MH native, film pioneer dies in L.A.
Jennifer Alward, a Morgan Hill native and pioneering female
television executive and producer, died Sept. 18, 2002 in Los
Angeles. She was 53.
MH native, film pioneer dies in L.A.
Jennifer Alward, a Morgan Hill native and pioneering female television executive and producer, died Sept. 18, 2002 in Los Angeles. She was 53.
During her 20-year producing career, Alward developed more than 75 major projects, more than 20 of which were produced. Included were the Golden Globe-nominated miniseries “Family of Spies,” “Mrs. ‘Arris Goes To Paris,” starring Angela Lansbury and Omar Sharif, and “Crusader,” a Cable Ace award nominated biography of family-planning advocate Margaret Sanger starring Rod Steiger and Dana Delaney.
For the screen, Alward originated and was credited as Consultant on “Gorillas In The Mist,” the biography of primate anthropologist Diane Fossey, and she produced “Hearts of Fire,” starring Bob Dylan. Alward founded her own production company, Morgan Hill Films, in 1986.
Alward, daughter of Forrest and Joan Alward, graduated from Live Oak High School and Cal State University, Long Beach where she received a degree in film and communications.
Alward began her entertainment industry career as press coordinator for Filmex, The Los Angeles International Film Exposition. She then began a decade of service at CBS Entertainment working in the network’s Standards and Practices department in New York and in the programming department at Television City in Los Angeles. Alward broke ground as both a woman executive and as a programmer. She brought Toronto’s SCTV group to American television and mediated sensitive censorship issues on shows including “All In The Family” and “The Smothers Brothers Comedy Hour.”
Alward was a perfectionist respected for her emphasis on bold projects and quality writing. Both values shone in her CBS drama “David’s Mother,” earning Emmy awards for actors Kirstie Alley and Michael Goorjian. Set among the conflicts of a mother, her autistic son and the social services system, Robert Ackerman directed the Bob Randall script that also won the coveted Humanitas Award for Television Longform Dramatic Writing and was the most honored film of the 1993-1994 television season.
Alward had sold and developed adaptations from Tennessee Williams, Horton Foote, Alexandre Dumas, Paul Gallico, Eudora Welty, and her favorite writer, Collette. At the time of her death, Alward was in pre-production on an ABC/ Disney project “Jingle,” which she was executive producing with Sandra Bullock, Terry Rossio and Ted Elliot with John Landis set to direct. She was also developing a project about the Hells Angels at HBO, where she had recently prepared a mini-series about Broadway penned by Pulitzer Prize winner Charles Busch.

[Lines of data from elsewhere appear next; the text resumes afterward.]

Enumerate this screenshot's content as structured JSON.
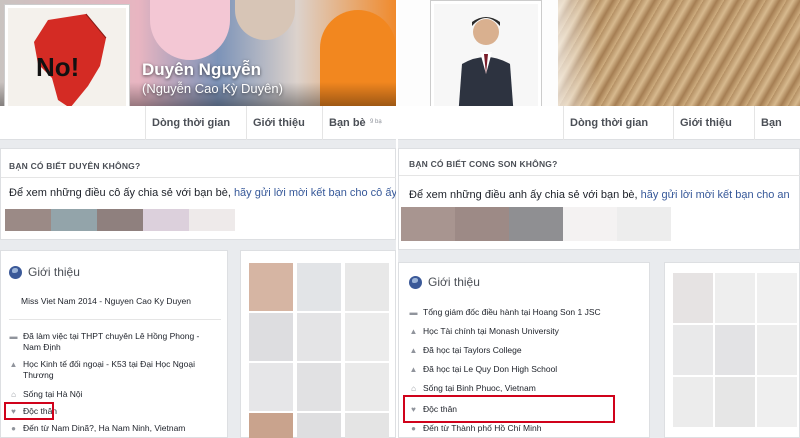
{
  "left": {
    "profile_name": "Duyên Nguyễn",
    "alt_name": "(Nguyễn Cao Kỳ Duyên)",
    "avatar_text": "No!",
    "tabs": [
      "Dòng thời gian",
      "Giới thiệu",
      "Bạn bè",
      "9 bạ"
    ],
    "know_title": "BẠN CÓ BIẾT DUYÊN KHÔNG?",
    "share_text": "Để xem những điều cô ấy chia sẻ với bạn bè,",
    "share_link": "hãy gửi lời mời kết bạn cho cô ấy.",
    "intro_title": "Giới thiệu",
    "headline": "Miss Viet Nam 2014 - Nguyen Cao Ky Duyen",
    "rows": [
      {
        "icon": "work-icon",
        "text": "Đã làm việc tại THPT chuyên Lê Hồng Phong - Nam Định"
      },
      {
        "icon": "study-icon",
        "text": "Học Kinh tế đối ngoại - K53 tại Đại Học Ngoại Thương"
      },
      {
        "icon": "home-icon",
        "text": "Sống tại Hà Nội"
      },
      {
        "icon": "heart-icon",
        "text": "Độc thân"
      },
      {
        "icon": "location-icon",
        "text": "Đến từ Nam Dinã?, Ha Nam Ninh, Vietnam"
      }
    ]
  },
  "right": {
    "tabs": [
      "Dòng thời gian",
      "Giới thiệu",
      "Bạn bè"
    ],
    "know_title": "BẠN CÓ BIẾT CONG SON KHÔNG?",
    "share_text": "Để xem những điều anh ấy chia sẻ với bạn bè,",
    "share_link": "hãy gửi lời mời kết bạn cho an",
    "intro_title": "Giới thiệu",
    "rows": [
      {
        "icon": "work-icon",
        "text": "Tổng giám đốc điều hành tại Hoang Son 1 JSC"
      },
      {
        "icon": "study-icon",
        "text": "Học Tài chính tại Monash University"
      },
      {
        "icon": "study-icon",
        "text": "Đã học tại Taylors College"
      },
      {
        "icon": "study-icon",
        "text": "Đã học tại Le Quy Don High School"
      },
      {
        "icon": "home-icon",
        "text": "Sống tại Binh Phuoc, Vietnam"
      },
      {
        "icon": "heart-icon",
        "text": "Độc thân"
      },
      {
        "icon": "location-icon",
        "text": "Đến từ Thành phố Hồ Chí Minh"
      }
    ]
  },
  "colors": {
    "fb_link": "#365899",
    "highlight": "#d0021b",
    "fb_blue": "#3b5998"
  }
}
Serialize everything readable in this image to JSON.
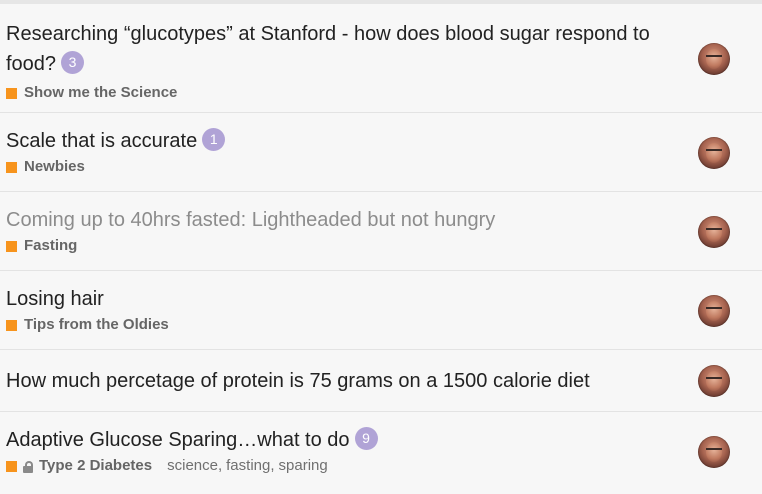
{
  "topics": [
    {
      "title": "Researching “glucotypes” at Stanford - how does blood sugar respond to food?",
      "badge": "3",
      "category": "Show me the Science",
      "visited": false,
      "locked": false,
      "tags": []
    },
    {
      "title": "Scale that is accurate",
      "badge": "1",
      "category": "Newbies",
      "visited": false,
      "locked": false,
      "tags": []
    },
    {
      "title": "Coming up to 40hrs fasted: Lightheaded but not hungry",
      "badge": "",
      "category": "Fasting",
      "visited": true,
      "locked": false,
      "tags": []
    },
    {
      "title": "Losing hair",
      "badge": "",
      "category": "Tips from the Oldies",
      "visited": false,
      "locked": false,
      "tags": []
    },
    {
      "title": "How much percetage of protein is 75 grams on a 1500 calorie diet",
      "badge": "",
      "category": "",
      "visited": false,
      "locked": false,
      "tags": []
    },
    {
      "title": "Adaptive Glucose Sparing…what to do",
      "badge": "9",
      "category": "Type 2 Diabetes",
      "visited": false,
      "locked": true,
      "tags": [
        "science",
        "fasting",
        "sparing"
      ]
    }
  ],
  "colors": {
    "category_square": "#f7941d",
    "badge": "#b0a3d6",
    "title": "#222222",
    "visited_title": "#8c8c8c"
  },
  "icons": {
    "lock": "lock-icon",
    "avatar": "user-avatar"
  }
}
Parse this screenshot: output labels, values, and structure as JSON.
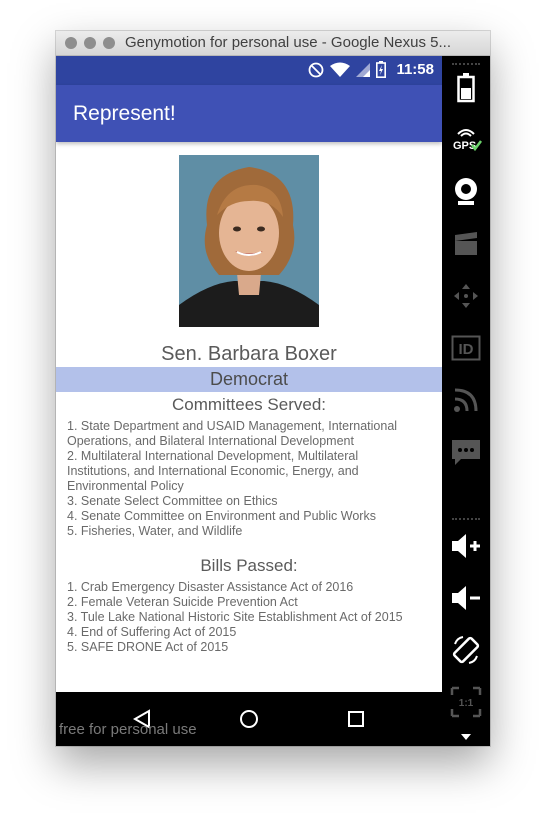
{
  "window": {
    "title": "Genymotion for personal use - Google Nexus 5..."
  },
  "status_bar": {
    "time": "11:58"
  },
  "app": {
    "title": "Represent!"
  },
  "profile": {
    "name": "Sen. Barbara Boxer",
    "party": "Democrat"
  },
  "committees": {
    "heading": "Committees Served:",
    "items": [
      "1. State Department and USAID Management, International",
      "Operations, and Bilateral International Development",
      "2. Multilateral International Development, Multilateral",
      "Institutions, and International Economic, Energy, and",
      "Environmental Policy",
      "3. Senate Select Committee on Ethics",
      "4. Senate Committee on Environment and Public Works",
      "5. Fisheries, Water, and Wildlife"
    ]
  },
  "bills": {
    "heading": "Bills Passed:",
    "items": [
      "1. Crab Emergency Disaster Assistance Act of 2016",
      "2. Female Veteran Suicide Prevention Act",
      "3. Tule Lake National Historic Site Establishment Act of 2015",
      "4. End of Suffering Act of 2015",
      "5. SAFE DRONE Act of 2015"
    ]
  },
  "watermark": "free for personal use",
  "sidebar": {
    "gps_label": "GPS",
    "id_label": "ID",
    "scale_label": "1:1"
  },
  "colors": {
    "status_bar": "#2f44a0",
    "app_bar": "#3f51b5",
    "party_band": "#b3c1ea"
  }
}
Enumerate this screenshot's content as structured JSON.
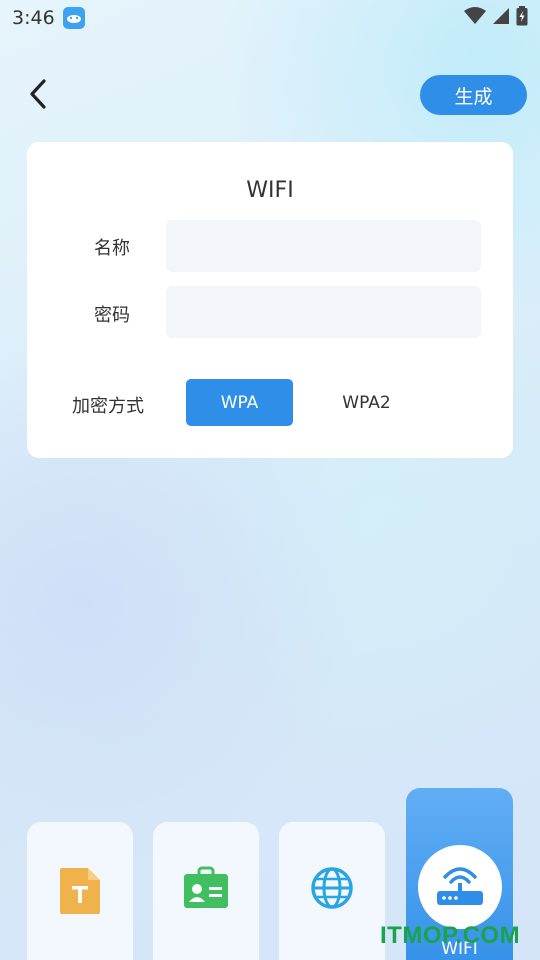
{
  "status_bar": {
    "time": "3:46",
    "icons": [
      "app-icon",
      "wifi-icon",
      "signal-icon",
      "battery-icon"
    ]
  },
  "header": {
    "back_icon": "chevron-left-icon",
    "generate_label": "生成"
  },
  "form": {
    "title": "WIFI",
    "name_label": "名称",
    "name_value": "",
    "password_label": "密码",
    "password_value": "",
    "encryption_label": "加密方式",
    "encryption_options": [
      "WPA",
      "WPA2"
    ],
    "encryption_selected": "WPA"
  },
  "types": [
    {
      "icon": "text-file-icon"
    },
    {
      "icon": "contact-card-icon"
    },
    {
      "icon": "globe-icon"
    },
    {
      "icon": "router-icon",
      "label": "WIFI",
      "active": true
    }
  ],
  "watermark": "ITMOP.COM",
  "colors": {
    "accent": "#2f8ee8",
    "input_bg": "#f2f6fa",
    "text_icon": "#f0b24a",
    "contact_icon": "#3fbf5f",
    "globe_icon": "#2aa5e0"
  }
}
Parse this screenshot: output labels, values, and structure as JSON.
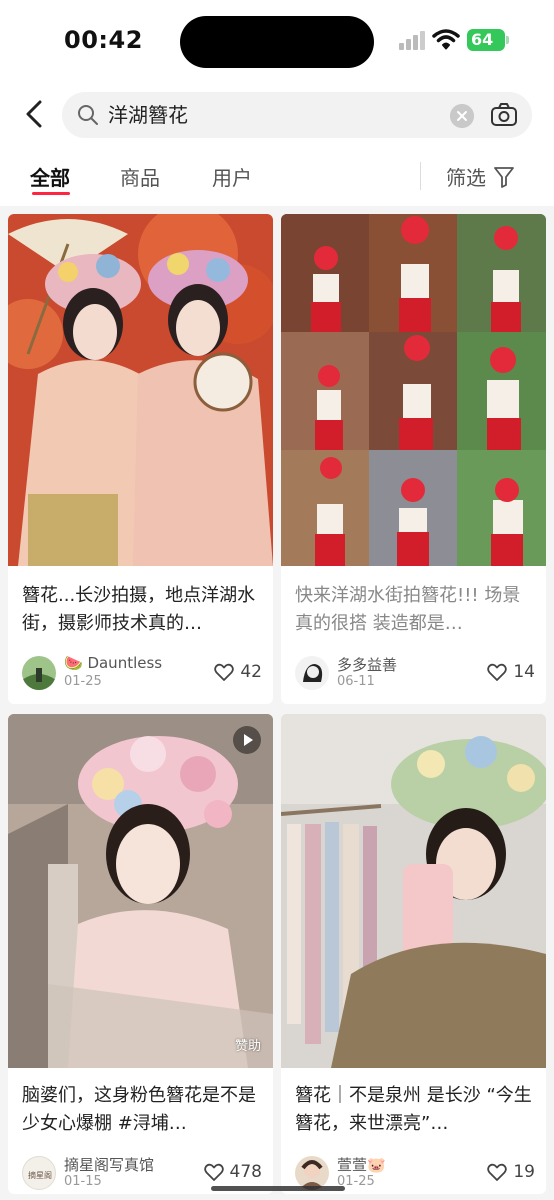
{
  "status_bar": {
    "time": "00:42",
    "battery": "64"
  },
  "search": {
    "query": "洋湖簪花"
  },
  "tabs": [
    {
      "label": "全部"
    },
    {
      "label": "商品"
    },
    {
      "label": "用户"
    }
  ],
  "filter": {
    "label": "筛选"
  },
  "cards": [
    {
      "title": "簪花...长沙拍摄，地点洋湖水街，摄影师技术真的…",
      "author": "🍉 Dauntless",
      "date": "01-25",
      "likes": "42"
    },
    {
      "title": "快来洋湖水街拍簪花!!! 场景真的很搭 装造都是…",
      "author": "多多益善",
      "date": "06-11",
      "likes": "14"
    },
    {
      "title": "脑婆们，这身粉色簪花是不是少女心爆棚 #浔埔…",
      "author": "摘星阁写真馆",
      "date": "01-15",
      "likes": "478",
      "sponsor": "赞助",
      "avatar_text": "摘星阁"
    },
    {
      "title": "簪花｜不是泉州 是长沙 “今生簪花，来世漂亮”…",
      "author": "萱萱🐷",
      "date": "01-25",
      "likes": "19"
    }
  ],
  "colors": {
    "accent": "#ff2442",
    "battery": "#34c759"
  },
  "icons": [
    "back-arrow-icon",
    "search-icon",
    "clear-icon",
    "camera-icon",
    "filter-icon",
    "heart-icon",
    "play-icon",
    "wifi-icon",
    "signal-icon"
  ]
}
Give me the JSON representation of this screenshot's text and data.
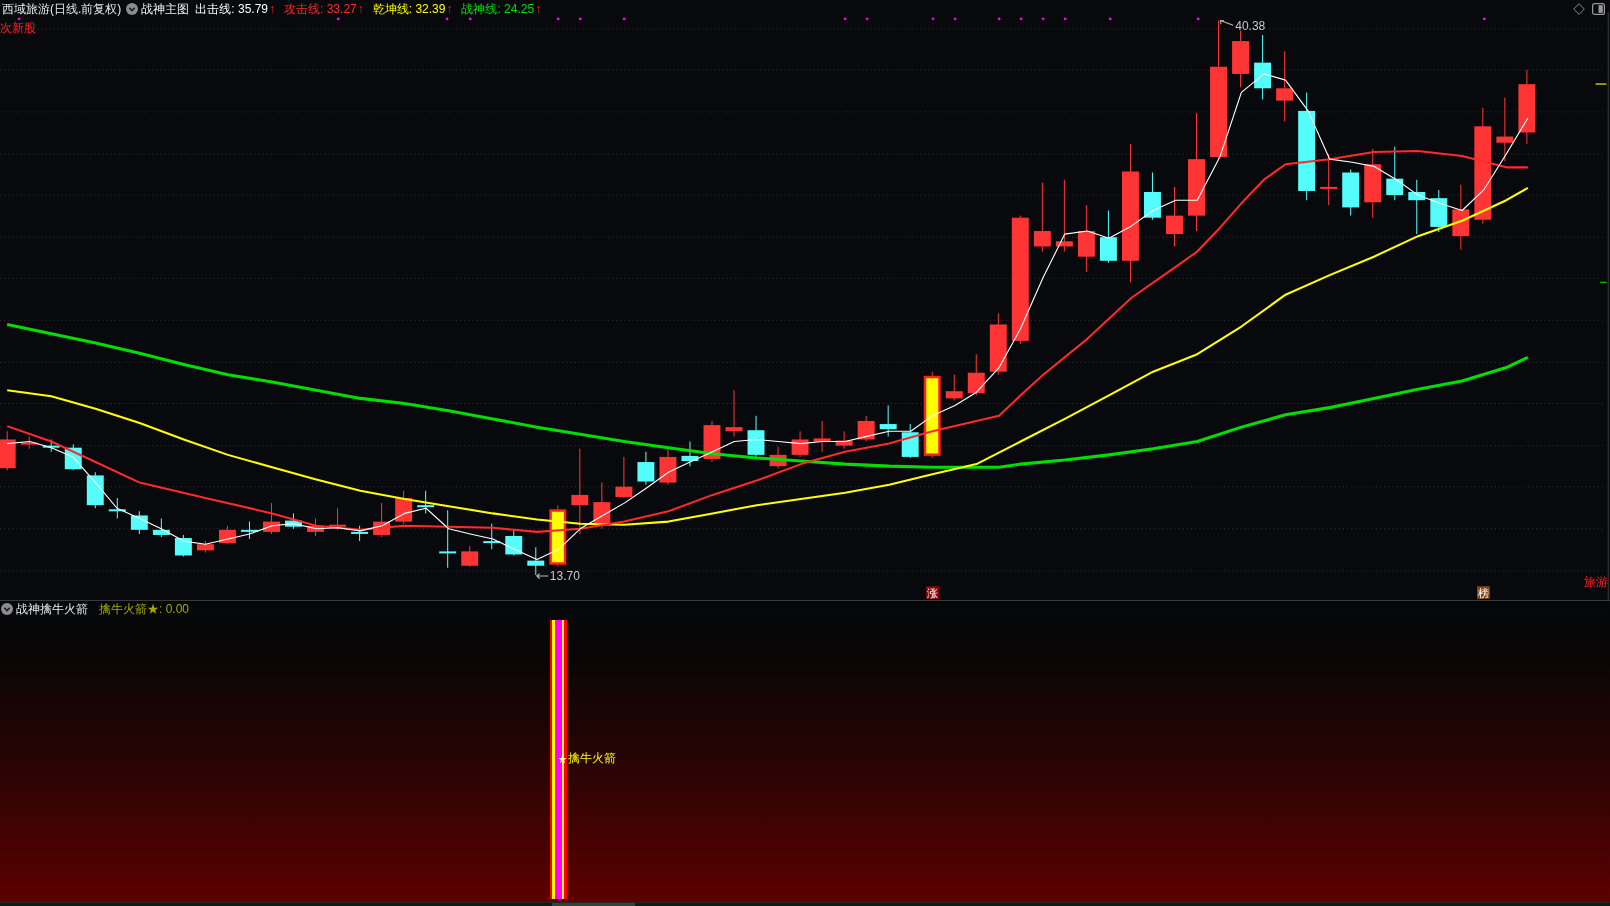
{
  "main_chart": {
    "title": "西域旅游(日线.前复权)",
    "indicator_name": "战神主图",
    "indicators": [
      {
        "label": "出击线: 35.79",
        "arrow": "↑",
        "color": "#ffffff"
      },
      {
        "label": "攻击线: 33.27",
        "arrow": "↑",
        "color": "#ff2a2a"
      },
      {
        "label": "乾坤线: 32.39",
        "arrow": "↑",
        "color": "#ffff00"
      },
      {
        "label": "战神线: 24.25",
        "arrow": "↑",
        "color": "#00dd00"
      }
    ],
    "sector_tag": "次新股",
    "high_label": "40.38",
    "low_label": "13.70",
    "event_tags": [
      {
        "text": "涨",
        "color": "#8b0a0a"
      },
      {
        "text": "榜",
        "color": "#8b4a12"
      }
    ],
    "concept_label": "旅游"
  },
  "sub_chart": {
    "indicator_name": "战神擒牛火箭",
    "reading": "擒牛火箭★: 0.00",
    "signal_label": "擒牛火箭"
  }
}
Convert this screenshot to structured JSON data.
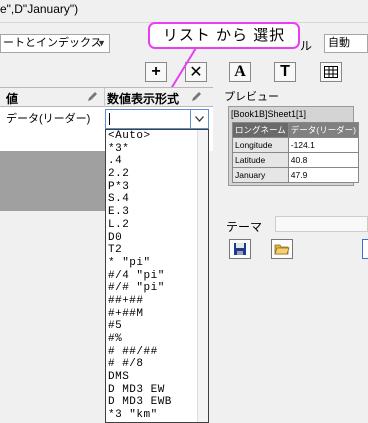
{
  "formula_bar": {
    "text": "e\",D\"January\")"
  },
  "sheet_selector": {
    "value": "ートとインデックス"
  },
  "right_top": {
    "label": "ル",
    "value": "自動"
  },
  "toolbar": {
    "add_glyph": "+",
    "delete_glyph": "✕",
    "font_a_glyph": "A",
    "text_t_glyph": "T"
  },
  "callout": {
    "text": "リスト から 選択"
  },
  "grid": {
    "columns": [
      {
        "label": "値"
      },
      {
        "label": "数値表示形式"
      }
    ],
    "row_value": "データ(リーダー)"
  },
  "dropdown": {
    "current_value": "",
    "options": [
      "<Auto>",
      "*3*",
      ".4",
      "2.2",
      "P*3",
      "S.4",
      "E.3",
      "L.2",
      "D0",
      "T2",
      "* \"pi\"",
      "#/4 \"pi\"",
      "#/# \"pi\"",
      "##+##",
      "#+##M",
      "#5",
      "#%",
      "# ##/##",
      "# #/8",
      "DMS",
      "D MD3 EW",
      "D MD3 EWB",
      "*3 \"km\"",
      "\"$\"*"
    ]
  },
  "preview": {
    "label": "プレビュー",
    "title": "[Book1B]Sheet1[1]",
    "header": [
      "ロングネーム",
      "データ(リーダー)"
    ],
    "rows": [
      [
        "Longitude",
        "-124.1"
      ],
      [
        "Latitude",
        "40.8"
      ],
      [
        "January",
        "47.9"
      ]
    ]
  },
  "theme": {
    "label": "テーマ"
  },
  "colors": {
    "callout_border": "#e83ff0",
    "callout_line": "#e83ff0",
    "dropdown_focus": "#5b8fd6"
  }
}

Alward was a board member of the Caucus for Producers, Writers and Directors, a guest lecturer at the American Film Institute, an alumni adviser to the film program at Cal State Long Beach, and a curriculum development adviser at Los Angeles City College.
In work and in play, she treasured her Northern California country girl roots. She was a former surfer, an avid gardener and a Sierra Club member. The American Diabetes Association acknowledged Jennifer’s achievement at balancing a challenging career with a difficult disease when it profiled her as a cover subject in their October 1998 issue of “Forecast” magazine.
She leaves behind husband Patrick Faulstich, founder of Accurate Representaton, a literary management and production firm, and son Joseph Faulstich, sister Lynette Ross, brother Gordon Alward and friends in London, New York, Los Angeles and Morgan Hill.
A memorial service will be held at 11 a.m. Saturday at St John the Divine Episcopal Church, 17749 Peak Avenue, Morgan Hill, CA, 95037. In lieu of flowers, the family requests that donations be made to the American Diabetes Association.